Graduates of the Criminal Justice program may find employment within city, county, private, and state agencies who are involved with the enforcement of laws, the investigation of criminal acts, corrections, and probation. Positions are also available in the private industry where security and loss prevention are paramount. Some graduates will continue to pursue a bachelor’s degree, which expands the employment market to include federal agencies and state agencies.
The qualities that a person should have to be successful include keen powers of observation, mental alertness, emotional stability, ability to work within prescribed rules and regulations, and the ability to handle responsibility and discipline.

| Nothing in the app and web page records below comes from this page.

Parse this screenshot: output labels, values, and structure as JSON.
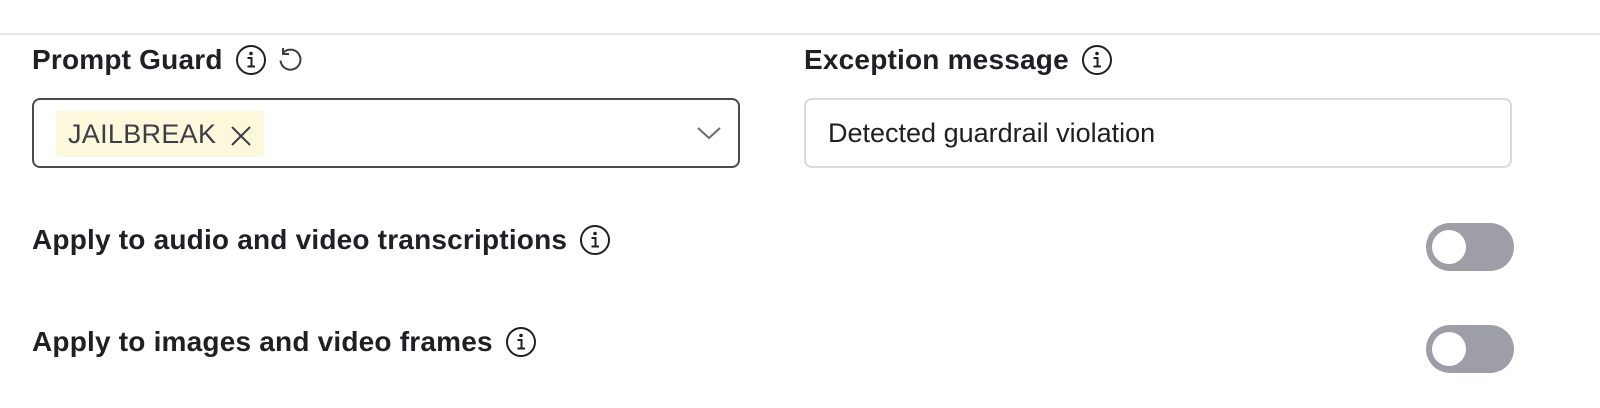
{
  "prompt_guard": {
    "label": "Prompt Guard",
    "selected_tags": [
      {
        "label": "JAILBREAK",
        "background": "#fdf7dc"
      }
    ]
  },
  "exception_message": {
    "label": "Exception message",
    "value": "Detected guardrail violation"
  },
  "options": [
    {
      "label": "Apply to audio and video transcriptions",
      "enabled": false
    },
    {
      "label": "Apply to images and video frames",
      "enabled": false
    }
  ],
  "icons": {
    "info": "info-icon",
    "reset": "reset-icon",
    "remove": "close-icon",
    "dropdown": "chevron-down-icon"
  },
  "colors": {
    "toggle_off": "#9e9ea6",
    "chip_background": "#fdf7dc",
    "select_border": "#4a4a52",
    "input_border": "#d9d9de"
  }
}
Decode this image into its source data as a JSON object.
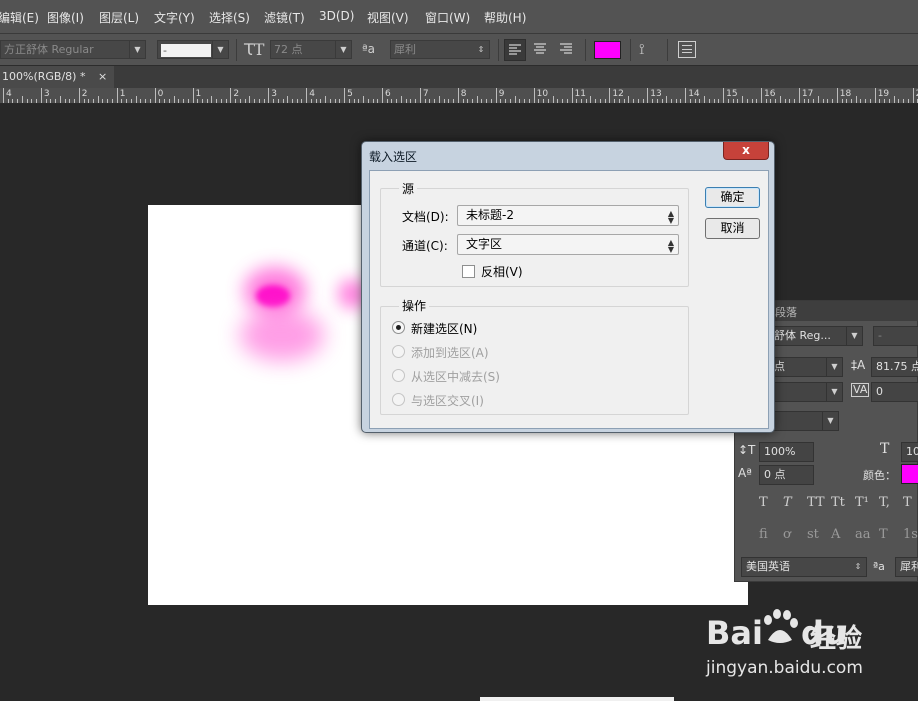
{
  "menu": [
    "编辑(E)",
    "图像(I)",
    "图层(L)",
    "文字(Y)",
    "选择(S)",
    "滤镜(T)",
    "3D(D)",
    "视图(V)",
    "窗口(W)",
    "帮助(H)"
  ],
  "options": {
    "font_family": "方正舒体 Regular",
    "font_style": "-",
    "font_size": "72 点",
    "aa_label": "ªa",
    "antialias": "犀利",
    "text_color": "#ff00ff"
  },
  "document": {
    "tab_title": "100%(RGB/8) *",
    "close_glyph": "×"
  },
  "ruler": {
    "labels": [
      "4",
      "3",
      "2",
      "1",
      "0",
      "1",
      "2",
      "3",
      "4",
      "5",
      "6",
      "7",
      "8",
      "9",
      "10",
      "11",
      "12",
      "13",
      "14",
      "15",
      "16",
      "17",
      "18",
      "19",
      "20"
    ]
  },
  "dialog": {
    "title": "载入选区",
    "close": "x",
    "source": {
      "group_label": "源",
      "document_label": "文档(D):",
      "document_value": "未标题-2",
      "channel_label": "通道(C):",
      "channel_value": "文字区",
      "invert_label": "反相(V)"
    },
    "operation": {
      "group_label": "操作",
      "options": [
        {
          "label": "新建选区(N)",
          "selected": true,
          "enabled": true
        },
        {
          "label": "添加到选区(A)",
          "selected": false,
          "enabled": false
        },
        {
          "label": "从选区中减去(S)",
          "selected": false,
          "enabled": false
        },
        {
          "label": "与选区交叉(I)",
          "selected": false,
          "enabled": false
        }
      ]
    },
    "ok_label": "确定",
    "cancel_label": "取消"
  },
  "character_panel": {
    "tab_paragraph": "段落",
    "font": "舒体 Reg...",
    "style": "-",
    "size": "点",
    "leading": "81.75 点",
    "tracking": "0",
    "vertical_scale": "100%",
    "horizontal_scale": "10",
    "baseline_shift": "0 点",
    "color_label": "颜色：",
    "color": "#ff00ff",
    "language": "美国英语",
    "aa_label": "ªa",
    "antialias": "犀利",
    "style_buttons": [
      "T",
      "T",
      "TT",
      "Tt",
      "T¹",
      "T,",
      "T"
    ],
    "opentype_buttons": [
      "fi",
      "ơ",
      "st",
      "A",
      "aa",
      "T",
      "1st"
    ]
  },
  "watermark": {
    "brand": "Bai",
    "brand_suffix": "du",
    "product": "经验",
    "url": "jingyan.baidu.com"
  }
}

As the field of criminal justice becomes more sophisticated and complex, advanced training and education become more critical. The two‐year curriculum includes courses in forensic science, juvenile delinquency, drugs and narcotics, family violence, criminal and constitutional law, criminology, and criminal investigations.
INDIVIDUALS WITH A FELONY AND/OR DOMESTIC VIOLENCE CONVICTION OR DRUG CONVICTIONS MAY EXPERIENCE DIFFICULTY GAINING EMPLOYMENT IN THE CRIMINAL JUSTICE FIELD. Students with misdemeanor convictions should seek advice from an advisor in the Criminal Justice program. A fingerprint check is required for CRMJ 2190 Practicum and Seminar.
The Associate of Applied Science degree is awarded for the completion of this program.
Program Learning Outcomes
By the end of the Associate Degree program students will be able to:
- Apply the core criminal justice foundation concepts of juvenile justice, criminology, constitutional law, corrections, private security, and U.S. Judicial and Criminal Justice systems in solving and defending logical arguments and applications in the field.
- Demonstrate the ability to communicate effectively in writing and speech.
- Demonstrate well‐developed analytical and problem solving skills.
- Demonstrate proper standards of criminal justice professionalism, morals and ethics.